This was the second feast Jesus attended at Jerusalem where Jesus asked a man if he wanted to be healed. The pool where the man laid was located at the Sheep Gate which was not a market as stated in verse 2. (When a word is printed in italics, it means there is nothing in the Greek language for this word.) It was a swimming pool in the shape of a pentagon and it was called Bethesda, which means house of mercy – a public infirmary. It had five arches, a covered colonnade where people could be protected from the weather.

Weak, sickly, and helpless people waited for the moving of the water by an angel that came only seasonal into the pool to disrupt the water and whoever went in was made whole of whatsoever disease they had.

Jesus knew that the man had been lame a long time and He asked him if he wanted to be healed.  This is the third great miracle recorded in John. Why Jesus did not heal others that were here is not explained for we know it is God’s desire to heal everybody, otherwise, He would be impartial and the stripes of Christ would be in vain for some (Isa. 53:4-5; Matt. 8:17; 1Pet. 2:24).

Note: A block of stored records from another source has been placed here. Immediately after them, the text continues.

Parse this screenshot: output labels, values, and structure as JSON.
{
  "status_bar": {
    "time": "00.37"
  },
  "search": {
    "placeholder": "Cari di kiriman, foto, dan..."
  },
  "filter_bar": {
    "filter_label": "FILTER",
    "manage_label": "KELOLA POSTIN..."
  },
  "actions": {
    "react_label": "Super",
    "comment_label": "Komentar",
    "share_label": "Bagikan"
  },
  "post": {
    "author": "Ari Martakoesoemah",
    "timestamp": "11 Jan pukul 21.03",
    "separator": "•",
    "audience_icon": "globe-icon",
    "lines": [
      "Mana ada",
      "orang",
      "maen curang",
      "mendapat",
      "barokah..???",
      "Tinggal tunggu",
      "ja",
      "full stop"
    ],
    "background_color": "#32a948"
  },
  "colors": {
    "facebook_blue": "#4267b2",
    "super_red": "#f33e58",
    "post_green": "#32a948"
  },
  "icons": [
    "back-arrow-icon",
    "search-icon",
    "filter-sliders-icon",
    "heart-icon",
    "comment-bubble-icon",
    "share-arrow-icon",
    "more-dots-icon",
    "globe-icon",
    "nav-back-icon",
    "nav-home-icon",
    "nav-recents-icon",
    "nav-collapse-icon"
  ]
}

Jesus commanded the man to rise, take up his bed, and walk. A simple action necessary to confirm obedience and faith to enable this miracle as is with all other miracles.